When a line below contains the string "their", show that line.

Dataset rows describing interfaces
=== Section Start ===

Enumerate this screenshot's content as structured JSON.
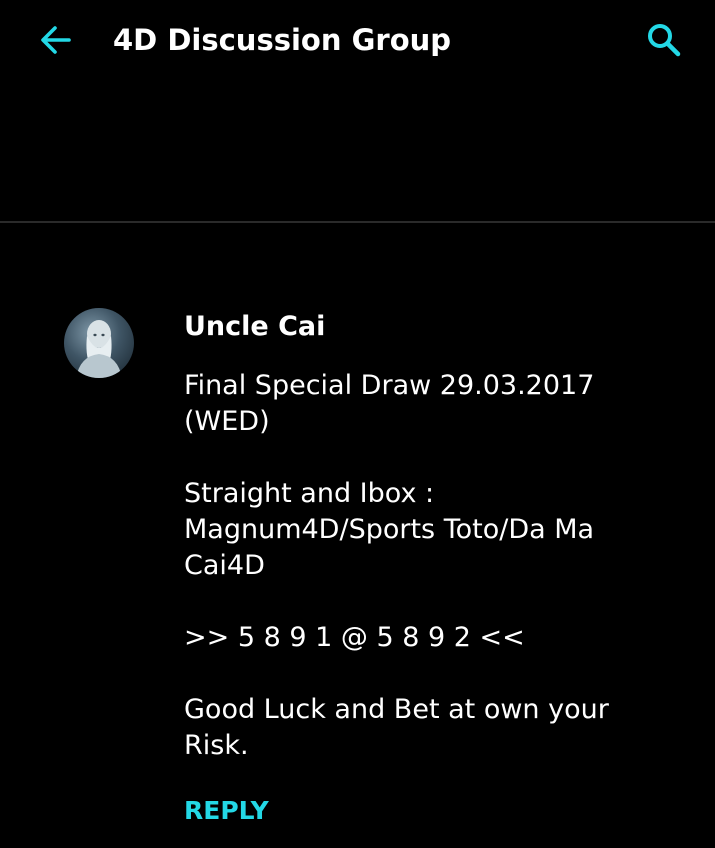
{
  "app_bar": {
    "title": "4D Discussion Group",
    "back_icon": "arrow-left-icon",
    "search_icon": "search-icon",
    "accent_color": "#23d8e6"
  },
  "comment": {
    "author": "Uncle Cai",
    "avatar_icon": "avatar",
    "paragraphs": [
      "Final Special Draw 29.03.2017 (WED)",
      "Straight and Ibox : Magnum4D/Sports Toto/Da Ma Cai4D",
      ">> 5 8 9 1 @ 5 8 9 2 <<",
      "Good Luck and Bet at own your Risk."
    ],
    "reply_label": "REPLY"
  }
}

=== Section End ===
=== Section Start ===

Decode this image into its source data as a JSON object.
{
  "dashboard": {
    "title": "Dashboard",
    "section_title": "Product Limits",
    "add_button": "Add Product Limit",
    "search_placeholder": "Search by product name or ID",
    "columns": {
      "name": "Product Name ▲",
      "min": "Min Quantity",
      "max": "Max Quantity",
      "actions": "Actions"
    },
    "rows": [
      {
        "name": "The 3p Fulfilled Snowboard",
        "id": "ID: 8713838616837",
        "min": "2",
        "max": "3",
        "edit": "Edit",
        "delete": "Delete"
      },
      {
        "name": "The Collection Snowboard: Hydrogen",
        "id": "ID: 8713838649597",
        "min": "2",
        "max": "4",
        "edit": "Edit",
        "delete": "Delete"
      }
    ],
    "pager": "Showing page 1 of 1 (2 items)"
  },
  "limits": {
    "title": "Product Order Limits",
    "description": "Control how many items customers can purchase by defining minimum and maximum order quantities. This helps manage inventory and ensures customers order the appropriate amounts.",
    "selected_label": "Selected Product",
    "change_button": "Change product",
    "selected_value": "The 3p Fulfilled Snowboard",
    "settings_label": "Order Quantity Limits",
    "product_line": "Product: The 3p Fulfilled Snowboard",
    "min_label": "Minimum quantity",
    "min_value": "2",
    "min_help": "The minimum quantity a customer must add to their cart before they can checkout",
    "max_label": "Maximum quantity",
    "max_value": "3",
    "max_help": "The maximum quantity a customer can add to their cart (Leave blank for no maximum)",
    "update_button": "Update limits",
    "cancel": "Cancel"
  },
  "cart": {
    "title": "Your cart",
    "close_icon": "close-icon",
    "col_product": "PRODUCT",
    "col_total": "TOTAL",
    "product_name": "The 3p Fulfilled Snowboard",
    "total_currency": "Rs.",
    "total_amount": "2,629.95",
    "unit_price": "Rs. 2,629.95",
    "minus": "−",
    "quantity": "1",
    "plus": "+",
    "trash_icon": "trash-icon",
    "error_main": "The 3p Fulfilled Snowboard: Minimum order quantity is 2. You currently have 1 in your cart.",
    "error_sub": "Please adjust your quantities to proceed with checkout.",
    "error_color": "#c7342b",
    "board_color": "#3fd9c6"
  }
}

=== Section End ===

EXERCISE OUTPUT
    "min_help": "The minimum quantity a customer must add to their cart before they can checkout",
    "max_help": "The maximum quantity a customer can add to their cart (Leave blank for no maximum)",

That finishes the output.